Figure 4: By using the remote control capability of its Miller Delta-Fab welders, Godwin Mfg., keeps the power sources out of the welding cells and hides the hoses and cables underground where they can’t be tripped over or run over by a forklift. The result is a safe and efficient work area.
Examine hoses regularly for leaks, wear and loose connections. To check for leaks, immerse pressured hoses in water (bubbles will indicate leaks.) Repair a leaky or worn hose by cutting out damaged area and splicing. Do NOT use tape.

Avoid working in wet conditions, since water conducts electricity, and insulate yourself from the work and the ground by standing on a dry rubber mat or similar non-flammable material. Connect the workpiece to a proper earth ground and connect the frames of all electrically powered machines to a properly grounded disconnect switch, receptacle or other appropriate ground. Always double-check the installation and verify proper grounding. Never use chains, wire ropes, cranes, hoists and elevators as grounding connectors.

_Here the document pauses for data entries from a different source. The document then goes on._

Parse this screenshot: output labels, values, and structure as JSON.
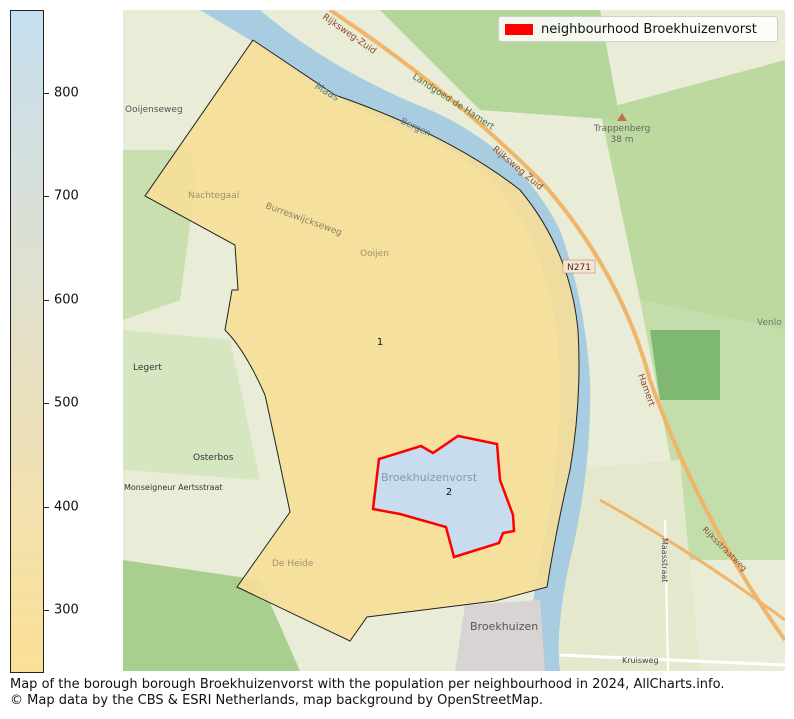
{
  "colorbar": {
    "ticks": [
      "800",
      "700",
      "600",
      "500",
      "400",
      "300"
    ],
    "min": 240,
    "max": 880,
    "colors": {
      "low": "#fae096",
      "high": "#c6dff0"
    }
  },
  "legend": {
    "label": "neighbourhood Broekhuizenvorst",
    "color": "#ff0000"
  },
  "map": {
    "neighbourhoods": [
      {
        "id": "1",
        "fill": "#f6df98"
      },
      {
        "id": "2",
        "fill": "#c7dcee"
      }
    ],
    "place_labels": {
      "ooijenseweg": "Ooijenseweg",
      "rijksweg_zuid_top": "Rijksweg-Zuid",
      "landgoed": "Landgoed de Hamert",
      "maas": "Maas",
      "bergen": "Bergen",
      "rijksweg_zuid_mid": "Rijksweg Zuid",
      "trappenberg": "Trappenberg",
      "trappenberg_height": "38 m",
      "nachtegaal": "Nachtegaal",
      "burreswijckseweg": "Burreswijckseweg",
      "ooijen": "Ooijen",
      "n271": "N271",
      "venlo": "Venlo",
      "legert": "Legert",
      "hamert": "Hamert",
      "osterbos": "Osterbos",
      "monseigneur": "Monseigneur Aertsstraat",
      "broekhuizenvorst": "Broekhuizenvorst",
      "maasstraat": "Maasstraat",
      "rijksstraatweg": "Rijksstraatweg",
      "de_heide": "De Heide",
      "broekhuizen": "Broekhuizen",
      "kruisweg": "Kruisweg"
    }
  },
  "caption": {
    "line1": "Map of the borough borough Broekhuizenvorst with the population per neighbourhood in 2024, AllCharts.info.",
    "line2": "© Map data by the CBS & ESRI Netherlands, map background by OpenStreetMap."
  }
}
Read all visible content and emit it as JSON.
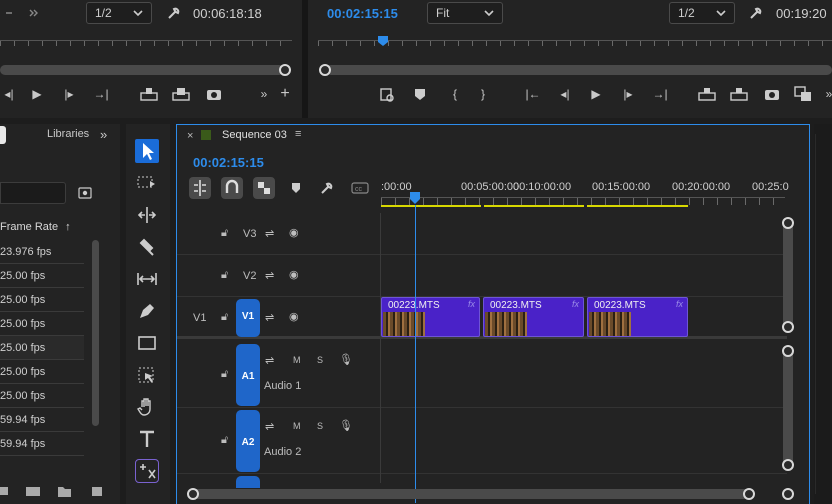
{
  "source_monitor": {
    "resolution": "1/2",
    "timecode": "00:06:18:18"
  },
  "program_monitor": {
    "timecode": "00:02:15:15",
    "zoom": "Fit",
    "resolution": "1/2",
    "timecode_right": "00:19:20"
  },
  "project_panel": {
    "tab_libraries": "Libraries",
    "column_header": "Frame Rate",
    "rows": [
      "23.976 fps",
      "25.00 fps",
      "25.00 fps",
      "25.00 fps",
      "25.00 fps",
      "25.00 fps",
      "25.00 fps",
      "59.94 fps",
      "59.94 fps"
    ]
  },
  "timeline": {
    "sequence_name": "Sequence 03",
    "playhead_timecode": "00:02:15:15",
    "ruler_labels": [
      ":00:00",
      "00:05:00:00",
      "00:10:00:00",
      "00:15:00:00",
      "00:20:00:00",
      "00:25:0"
    ],
    "tracks": {
      "v3": "V3",
      "v2": "V2",
      "v1_left": "V1",
      "v1": "V1",
      "a1": "A1",
      "a1_name": "Audio 1",
      "a2": "A2",
      "a2_name": "Audio 2",
      "mute": "M",
      "solo": "S"
    },
    "clips": [
      {
        "name": "00223.MTS",
        "fx": "fx"
      },
      {
        "name": "00223.MTS",
        "fx": "fx"
      },
      {
        "name": "00223.MTS",
        "fx": "fx"
      }
    ]
  },
  "colors": {
    "accent": "#2d8ceb",
    "clip": "#4a22c8",
    "track_target": "#1f66c9"
  }
}
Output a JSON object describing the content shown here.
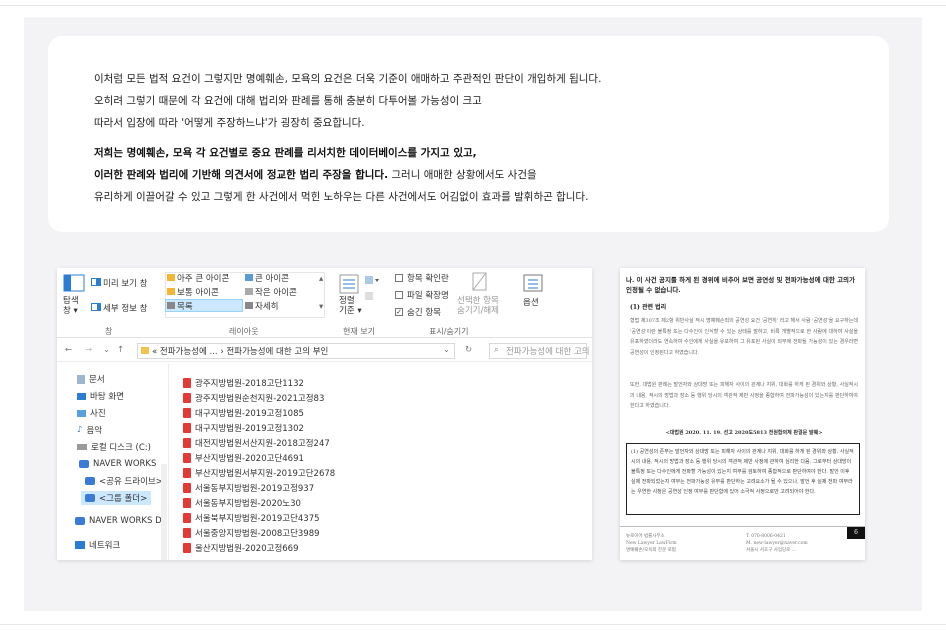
{
  "intro": {
    "line1": "이처럼 모든 법적 요건이 그렇지만 명예훼손, 모욕의 요건은 더욱 기준이 애매하고 주관적인 판단이 개입하게 됩니다.",
    "line2": "오히려 그렇기 때문에 각 요건에 대해 법리와 판례를 통해 충분히 다투어볼 가능성이 크고",
    "line3": "따라서 입장에 따라 '어떻게 주장하느냐'가 굉장히 중요합니다."
  },
  "body": {
    "bold1": "저희는 명예훼손, 모욕 각 요건별로 중요 판례를 리서치한 데이터베이스를 가지고 있고,",
    "bold2": "이러한 판례와 법리에 기반해 의견서에 정교한 법리 주장을 합니다.",
    "normal2": " 그러니 애매한 상황에서도 사건을",
    "line3": "유리하게 이끌어갈 수 있고 그렇게 한 사건에서 먹힌 노하우는 다른 사건에서도 어김없이 효과를 발휘하곤 합니다."
  },
  "explorer": {
    "ribbon": {
      "nav_pane": "탐색\n창 ▾",
      "preview_pane": "미리 보기 창",
      "details_pane": "세부 정보 창",
      "group_pane": "창",
      "layout_xl": "아주 큰 아이콘",
      "layout_l": "큰 아이콘",
      "layout_m": "보통 아이콘",
      "layout_s": "작은 아이콘",
      "layout_list": "목록",
      "layout_detail": "자세히",
      "group_layout": "레이아웃",
      "sort": "정렬\n기준 ▾",
      "group_view": "현재 보기",
      "chk_ext": "항목 확인란",
      "chk_fileext": "파일 확장명",
      "chk_hidden": "숨긴 항목",
      "hide_selected": "선택한 항목\n숨기기/해제",
      "group_showhide": "표시/숨기기",
      "options": "옵션"
    },
    "address": "« 전파가능성에 ... › 전파가능성에 대한 고의 부인",
    "search_placeholder": "전파가능성에 대한 고의 부...",
    "nav": [
      "문서",
      "바탕 화면",
      "사진",
      "음악",
      "로컬 디스크 (C:)",
      "NAVER WORKS",
      "<공유 드라이브>",
      "<그룹 폴더>",
      "NAVER WORKS D",
      "네트워크"
    ],
    "files": [
      "광주지방법원-2018고단1132",
      "광주지방법원순천지원-2021고정83",
      "대구지방법원-2019고정1085",
      "대구지방법원-2019고정1302",
      "대전지방법원서산지원-2018고정247",
      "부산지방법원-2020고단4691",
      "부산지방법원서부지원-2019고단2678",
      "서울동부지방법원-2019고정937",
      "서울동부지방법원-2020노30",
      "서울북부지방법원-2019고단4375",
      "서울중앙지방법원-2008고단3989",
      "울산지방법원-2020고정669"
    ]
  },
  "doc": {
    "heading": "나. 이 사건 공지를 하게 된 경위에 비추어 보면 공연성 및 전파가능성에 대한 고의가 인정될 수 없습니다.",
    "subheading": "(1) 관련 법리",
    "para1": "형법 제307조 제2항 위반사실 적시 명예훼손죄의 공연성 요건 '공연히' 라고 해서 사람 '공연성'을 요구하는데 '공연성'이란 불특정 또는 다수인이 인식할 수 있는 상태를 말하고, 비록 개별적으로 한 사람에 대하여 사실을 유포하였더라도 연속하여 수인에게 사실을 유포하여 그 유포된 사실이 외부에 전파될 가능성이 있는 경우라면 공연성이 인정된다고 하였습니다.",
    "para2": "또한, 대법원 판례는 발언자와 상대방 또는 피해자 사이의 관계나 지위, 대화를 하게 된 경위와 상황, 사실적시의 내용, 적시의 방법과 장소 등 행위 당시의 객관적 제반 사정을 종합하여 전파가능성이 있는지를 판단하여야 한다고 하였습니다.",
    "citation": "<대법원 2020. 11. 19. 선고 2020도5813 전원합의체 판결문 발췌>",
    "box_text": "(1) 공연성의 존부는 발언자와 상대방 또는 피해자 사이의 관계나 지위, 대화를 하게 된 경위와 상황, 사실적시의 내용, 적시의 방법과 장소 등 행위 당시의 객관적 제반 사정에 관하여 심리한 다음, 그로부터 상대방이 불특정 또는 다수인에게 전파할 가능성이 있는지 여부를 검토하여 종합적으로 판단하여야 한다. 발언 이후 실제 전파되었는지 여부는 전파가능성 유무를 판단하는 고려요소가 될 수 있으나, 발언 후 실제 전파 여부라는 우연한 사정은 공연성 인정 여부를 판단함에 있어 소극적 사정으로만 고려되어야 한다.",
    "page_no": "6",
    "footer_left": "뉴로이어 법률사무소\nNew Lawyer LawFirm\n명예훼손/모욕죄 전문 로펌",
    "footer_mid": "T. 070-8006-0421\nM. new-lawyer@naver.com\n서울시 서초구 사임당로 ..."
  }
}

When using gas cylinders, chain them securely to a stationary, upright support or cart at all times. When moving or storing a cylinder, fasten the threaded protector cap to the top of the cylinder. Doing so shields the valve system from impact damage.

Immediately remove a faulty regulator from service for repair by a manufacturer’s designated repair center. Do not attempt to repair it yourself.

Use only recommended ferrules or clamps designed to connect hoses to fittings—never use ordinary wire or other substitutes.
Published: November 1, 2007
Updated: September 27, 2018